▶ _Work instructions_
Return all of the entries word for word, but omit the pictures they contain.

Page and application data records:
----------

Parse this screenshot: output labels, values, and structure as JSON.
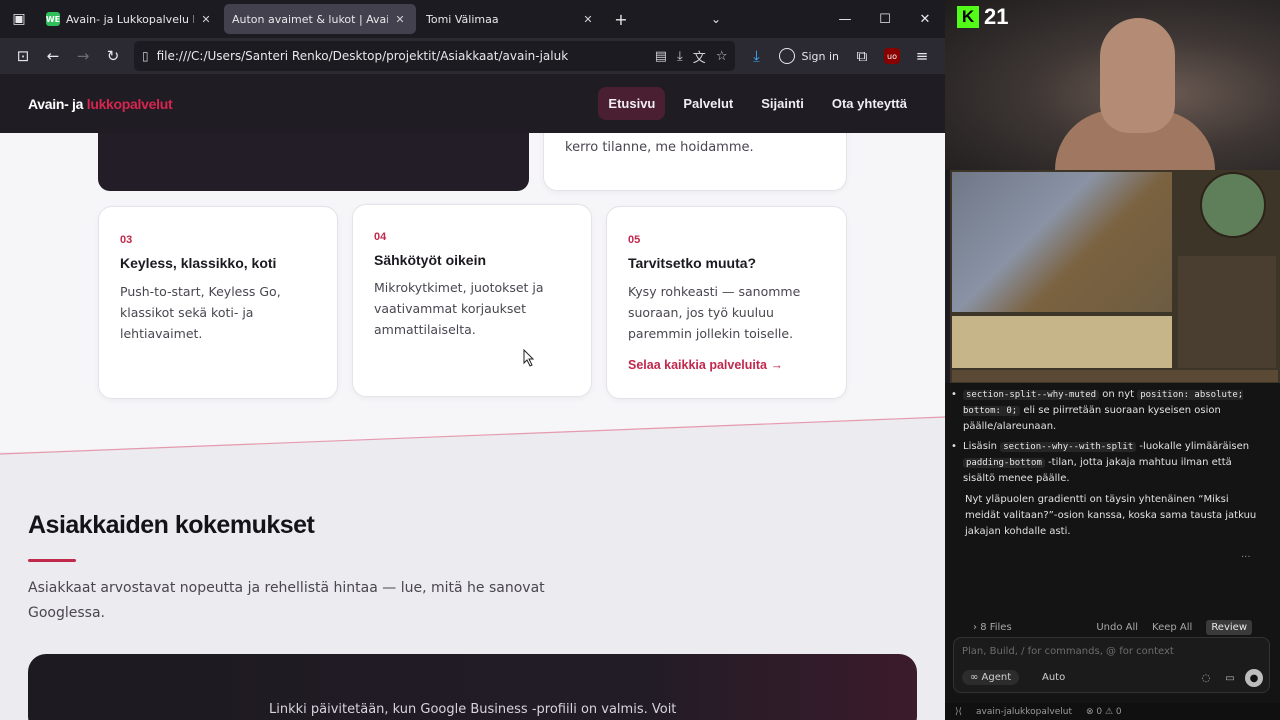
{
  "browser": {
    "tabs": [
      {
        "favicon": "WE",
        "label": "Avain- ja Lukkopalvelu Laune O",
        "active": false
      },
      {
        "favicon": "",
        "label": "Auton avaimet & lukot | Avain- ja lu",
        "active": true
      },
      {
        "favicon": "",
        "label": "Tomi Välimaa",
        "active": false
      }
    ],
    "url": "file:///C:/Users/Santeri Renko/Desktop/projektit/Asiakkaat/avain-jaluk",
    "sign_in_label": "Sign in",
    "window_controls": [
      "—",
      "☐",
      "✕"
    ]
  },
  "site": {
    "logo_main": "Avain- ja ",
    "logo_accent": "lukkopalvelut",
    "nav": [
      {
        "label": "Etusivu",
        "active": true
      },
      {
        "label": "Palvelut",
        "active": false
      },
      {
        "label": "Sijainti",
        "active": false
      },
      {
        "label": "Ota yhteyttä",
        "active": false
      }
    ],
    "top_card_text": "kerro tilanne, me hoidamme.",
    "cards": [
      {
        "num": "03",
        "title": "Keyless, klassikko, koti",
        "desc": "Push-to-start, Keyless Go, klassikot sekä koti- ja lehtiavaimet."
      },
      {
        "num": "04",
        "title": "Sähkötyöt oikein",
        "desc": "Mikrokytkimet, juotokset ja vaativammat korjaukset ammattilaiselta."
      },
      {
        "num": "05",
        "title": "Tarvitsetko muuta?",
        "desc": "Kysy rohkeasti — sanomme suoraan, jos työ kuuluu paremmin jollekin toiselle.",
        "link": "Selaa kaikkia palveluita →"
      }
    ],
    "reviews": {
      "title": "Asiakkaiden kokemukset",
      "lead": "Asiakkaat arvostavat nopeutta ja rehellistä hintaa — lue, mitä he sanovat Googlessa.",
      "box_text": "Linkki päivitetään, kun Google Business -profiili on valmis. Voit"
    }
  },
  "stream": {
    "kick_number": "21"
  },
  "chat": {
    "bullet1": {
      "code1": "section-split--why-muted",
      "t1": " on nyt ",
      "code2": "position: absolute; bottom: 0;",
      "t2": " eli se piirretään suoraan kyseisen osion päälle/alareunaan."
    },
    "bullet2": {
      "t0": "Lisäsin ",
      "code1": "section--why--with-split",
      "t1": " -luokalle ylimääräisen ",
      "code2": "padding-bottom",
      "t2": " -tilan, jotta jakaja mahtuu ilman että sisältö menee päälle."
    },
    "paragraph": "Nyt yläpuolen gradientti on täysin yhtenäinen “Miksi meidät valitaan?”-osion kanssa, koska sama tausta jatkuu jakajan kohdalle asti.",
    "dots": "...",
    "files_label": "8 Files",
    "undo_all": "Undo All",
    "keep_all": "Keep All",
    "review": "Review",
    "input_placeholder": "Plan, Build, / for commands, @ for context",
    "agent_label": "∞ Agent",
    "auto_label": "Auto",
    "status_project": "avain-jalukkopalvelut",
    "status_counts": "⊗ 0 ⚠ 0"
  },
  "colors": {
    "accent": "#c0284c",
    "header_bg": "#1f1c24",
    "page_bg": "#f6f5f8"
  }
}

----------

▶ _Written answer_
Parse this screenshot: output labels, values, and structure as JSON.
{
  "browser": {
    "tabs": [
      {
        "favicon": "WE",
        "label": "Avain- ja Lukkopalvelu Laune O",
        "active": false
      },
      {
        "favicon": "",
        "label": "Auton avaimet & lukot | Avain- ja lu",
        "active": true
      },
      {
        "favicon": "",
        "label": "Tomi Välimaa",
        "active": false
      }
    ],
    "url": "file:///C:/Users/Santeri Renko/Desktop/projektit/Asiakkaat/avain-jaluk",
    "sign_in_label": "Sign in",
    "window_controls": [
      "—",
      "☐",
      "✕"
    ]
  },
  "site": {
    "logo_main": "Avain- ja ",
    "logo_accent": "lukkopalvelut",
    "nav": [
      {
        "label": "Etusivu",
        "active": true
      },
      {
        "label": "Palvelut",
        "active": false
      },
      {
        "label": "Sijainti",
        "active": false
      },
      {
        "label": "Ota yhteyttä",
        "active": false
      }
    ],
    "top_card_text": "kerro tilanne, me hoidamme.",
    "cards": [
      {
        "num": "03",
        "title": "Keyless, klassikko, koti",
        "desc": "Push-to-start, Keyless Go, klassikot sekä koti- ja lehtiavaimet."
      },
      {
        "num": "04",
        "title": "Sähkötyöt oikein",
        "desc": "Mikrokytkimet, juotokset ja vaativammat korjaukset ammattilaiselta."
      },
      {
        "num": "05",
        "title": "Tarvitsetko muuta?",
        "desc": "Kysy rohkeasti — sanomme suoraan, jos työ kuuluu paremmin jollekin toiselle.",
        "link": "Selaa kaikkia palveluita →"
      }
    ],
    "reviews": {
      "title": "Asiakkaiden kokemukset",
      "lead": "Asiakkaat arvostavat nopeutta ja rehellistä hintaa — lue, mitä he sanovat Googlessa.",
      "box_text": "Linkki päivitetään, kun Google Business -profiili on valmis. Voit"
    }
  },
  "stream": {
    "kick_number": "21"
  },
  "chat": {
    "bullet1": {
      "code1": "section-split--why-muted",
      "t1": " on nyt ",
      "code2": "position: absolute; bottom: 0;",
      "t2": " eli se piirretään suoraan kyseisen osion päälle/alareunaan."
    },
    "bullet2": {
      "t0": "Lisäsin ",
      "code1": "section--why--with-split",
      "t1": " -luokalle ylimääräisen ",
      "code2": "padding-bottom",
      "t2": " -tilan, jotta jakaja mahtuu ilman että sisältö menee päälle."
    },
    "paragraph": "Nyt yläpuolen gradientti on täysin yhtenäinen “Miksi meidät valitaan?”-osion kanssa, koska sama tausta jatkuu jakajan kohdalle asti.",
    "dots": "...",
    "files_label": "8 Files",
    "undo_all": "Undo All",
    "keep_all": "Keep All",
    "review": "Review",
    "input_placeholder": "Plan, Build, / for commands, @ for context",
    "agent_label": "∞ Agent",
    "auto_label": "Auto",
    "status_project": "avain-jalukkopalvelut",
    "status_counts": "⊗ 0 ⚠ 0"
  },
  "colors": {
    "accent": "#c0284c",
    "header_bg": "#1f1c24",
    "page_bg": "#f6f5f8"
  }
}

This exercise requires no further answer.